Have You Ever Thought About Organizing a Union?

Unions. We have them to thank for so much, from weekends to helping to end child labor (despite some concerning attempts to bring it back) and so much more. Organized labor has brought immeasurable benefits to U.S. workers, and our new report highlights that unions are particularly good for women workers. But what do you do if your workplace isn’t unionized? Simple: start one yourself!*

While organizing your workplace is definitely easier said than done, it’s an incredibly rewarding process that will enable you to grow closer to your co-workers and unite with a common purpose: improving your lives and working conditions in material ways. The first step is to figure out if there have been unionization efforts at your place of work in the past. Ask around; find some veterans of your organization whom you trust and see what you can find out. If it’s happened before and petered out for some reason, try to discern what that reason was so that you can avoid making the same mistakes. One thing to keep in mind throughout this process is to keep things discreet. You don’t want management to find out about your efforts before it’s time to go public. If they do, it gives them the opportunity to put union-busting tactics to work, making your job that much more difficult.

Then, find your organizing committee: the co-workers you’re closest to who are most likely to be willing to devote time to the cause; the ones who you find yourself complaining to about workplace conditions most frequently. Your friends! These are the people who will be in the trenches with you, so to speak — putting in the work toward communicating with all eligible employees at your workplace and building support for something bigger than yourselves. Ideally, your organizing committee will represent a diverse array of workers from different parts of your organization.

Next up: schedule an introductory meeting with members of your organizing committee! Assign duties as you see fit. At the meeting, start a list of the most pressing issues for the employees at your job. This is also where you’ll start thinking about which union to organize within. If you work for a nonprofit, you could reach out to our union, NPEU; otherwise you can use this tool to find options for your industry within your area. Start conversations with the union about how to develop materials to educate your co-workers about unions and why your workplace needs one. 

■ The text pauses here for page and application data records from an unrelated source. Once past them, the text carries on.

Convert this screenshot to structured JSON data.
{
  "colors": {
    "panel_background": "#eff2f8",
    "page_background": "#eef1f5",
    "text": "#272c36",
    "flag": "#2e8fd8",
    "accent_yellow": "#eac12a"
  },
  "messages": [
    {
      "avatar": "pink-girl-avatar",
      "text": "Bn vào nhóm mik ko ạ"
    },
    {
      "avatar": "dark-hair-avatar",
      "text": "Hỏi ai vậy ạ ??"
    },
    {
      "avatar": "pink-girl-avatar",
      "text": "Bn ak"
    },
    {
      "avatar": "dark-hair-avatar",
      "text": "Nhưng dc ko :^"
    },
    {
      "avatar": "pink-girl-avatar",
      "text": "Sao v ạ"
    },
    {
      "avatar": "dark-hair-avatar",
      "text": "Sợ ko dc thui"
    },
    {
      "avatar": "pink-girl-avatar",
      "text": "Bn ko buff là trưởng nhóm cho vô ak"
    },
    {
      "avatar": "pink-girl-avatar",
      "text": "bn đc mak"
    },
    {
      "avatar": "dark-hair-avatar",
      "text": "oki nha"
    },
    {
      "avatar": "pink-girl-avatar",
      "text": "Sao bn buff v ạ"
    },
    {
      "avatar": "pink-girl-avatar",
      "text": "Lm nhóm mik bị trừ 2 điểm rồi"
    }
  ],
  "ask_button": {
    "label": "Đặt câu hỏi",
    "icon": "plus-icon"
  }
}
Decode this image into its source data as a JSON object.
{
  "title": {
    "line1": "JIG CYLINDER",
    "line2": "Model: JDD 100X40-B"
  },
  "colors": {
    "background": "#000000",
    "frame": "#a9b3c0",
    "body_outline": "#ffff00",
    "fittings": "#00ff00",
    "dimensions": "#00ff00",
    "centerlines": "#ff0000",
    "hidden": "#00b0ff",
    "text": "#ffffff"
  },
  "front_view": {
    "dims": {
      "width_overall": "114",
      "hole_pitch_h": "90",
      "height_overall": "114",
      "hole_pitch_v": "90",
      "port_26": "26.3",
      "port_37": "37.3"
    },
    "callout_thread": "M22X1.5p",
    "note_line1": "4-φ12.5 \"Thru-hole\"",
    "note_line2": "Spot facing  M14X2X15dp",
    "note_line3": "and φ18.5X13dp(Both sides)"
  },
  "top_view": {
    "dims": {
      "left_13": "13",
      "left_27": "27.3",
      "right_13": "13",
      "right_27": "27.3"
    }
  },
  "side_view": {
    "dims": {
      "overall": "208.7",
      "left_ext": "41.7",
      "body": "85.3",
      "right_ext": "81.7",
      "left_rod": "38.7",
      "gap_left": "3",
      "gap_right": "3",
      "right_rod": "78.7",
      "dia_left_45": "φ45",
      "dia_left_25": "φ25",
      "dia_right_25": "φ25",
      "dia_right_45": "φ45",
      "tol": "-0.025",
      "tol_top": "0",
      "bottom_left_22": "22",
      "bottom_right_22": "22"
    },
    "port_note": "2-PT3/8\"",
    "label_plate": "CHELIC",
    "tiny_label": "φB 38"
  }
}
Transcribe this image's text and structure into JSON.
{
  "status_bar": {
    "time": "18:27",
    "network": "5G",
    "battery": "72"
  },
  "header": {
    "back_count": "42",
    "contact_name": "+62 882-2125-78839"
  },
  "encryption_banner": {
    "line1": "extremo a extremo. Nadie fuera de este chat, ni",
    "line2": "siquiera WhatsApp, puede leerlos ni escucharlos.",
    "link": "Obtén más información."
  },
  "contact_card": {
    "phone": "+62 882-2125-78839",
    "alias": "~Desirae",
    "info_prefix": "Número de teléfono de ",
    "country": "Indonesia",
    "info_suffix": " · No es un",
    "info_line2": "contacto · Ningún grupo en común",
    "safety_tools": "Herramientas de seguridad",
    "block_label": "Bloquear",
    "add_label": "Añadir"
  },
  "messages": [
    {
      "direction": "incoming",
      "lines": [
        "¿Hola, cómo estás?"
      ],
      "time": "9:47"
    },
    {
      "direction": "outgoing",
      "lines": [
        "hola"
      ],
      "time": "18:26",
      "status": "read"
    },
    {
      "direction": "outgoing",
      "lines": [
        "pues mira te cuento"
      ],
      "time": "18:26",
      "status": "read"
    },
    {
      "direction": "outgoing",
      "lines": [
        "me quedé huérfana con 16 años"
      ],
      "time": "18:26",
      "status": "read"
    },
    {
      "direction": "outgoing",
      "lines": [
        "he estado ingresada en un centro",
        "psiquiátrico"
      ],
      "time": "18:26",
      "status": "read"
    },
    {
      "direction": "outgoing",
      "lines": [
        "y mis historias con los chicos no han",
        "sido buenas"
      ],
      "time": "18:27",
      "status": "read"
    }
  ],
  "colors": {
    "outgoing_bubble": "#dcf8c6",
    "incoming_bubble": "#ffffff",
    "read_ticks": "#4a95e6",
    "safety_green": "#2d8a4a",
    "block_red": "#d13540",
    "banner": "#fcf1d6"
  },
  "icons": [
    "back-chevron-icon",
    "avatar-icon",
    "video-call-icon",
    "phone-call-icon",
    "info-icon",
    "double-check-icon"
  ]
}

From there, it’s off to the races. Create a list of the union-eligible employees at your workplace — those who don’t manage or supervise other employees — and start reaching out! A few pointers: It’s important to ensure you’re aware of any legal requirements about union organizing at the workplace, so make sure to talk to your union organizer.  When possible, take things to a secondary location like an out-of-office meeting or on your personal Zoom account. This should be a two-way conversation. Ask your co-workers what they’d change at the workplace if they had the chance. At the end of the conversation, ask them explicitly whether or not they support forming a union. Keep track of these opinions on your list. You’ll need at least 50% support from eligible workers (but generally you should aim for 70%-80%) and will need to demonstrate that support to your employer or the NLRB. Eventually you’ll have folks sign authorization cards, to determine if you have majority support and authorize union representation.

Once you’ve gotten majority support, it’s time to go public. Sometimes you’ll ask your management to voluntarily recognize your union, other times, you’ll file for an election through the National Labor Relations Board. Either way, if all goes well you’ll be officially unionized! But it doesn’t stop there.

Now that you have your union, you’ll have to negotiate your first contract. You and your colleagues will work with your union representative to bargain a contract that centers your unique priorities. When your pay, benefits and working conditions are solidified into a union contract, management can’t make unilateral changes — meaning you and your colleagues can have a lot more security and stability in your working lives. Once a contract is finalized, your union members will be able to vote to approve the contract — and you’ll do it all again when the contract expires! 

If you do decide to start a union at your job, it can be one of the most rewarding experiences of your life. It was for me! And regardless of whether you succeed, you’ll be imparting a crucial lesson onto your co-workers: we all deserve to have a voice in our workplace. We deserve a workplace that is respectful and one that pays us what we’re worth. We deserve benefits, a work-life balance, and affordable and effective health care. When we work together and have solidarity for one another, we can do big things. A better world is possible — but only if we fight for one.

Disclaimer: this blog does not provide and is not intended to provide legal advice.  Please consult an attorney or union representative with any legal questions regarding how to form a union and what to do in the face of retaliation.

*The National Labor Relations Act (NLRA) protects the right of workers to organize and bargain collectively. The NLRA protects most, but not all,  private sector workers and does not apply to employers who employ only agricultural workers or employers subject to the Railway Labor Act (interstate railroads and airlines). Protections may be available under other laws.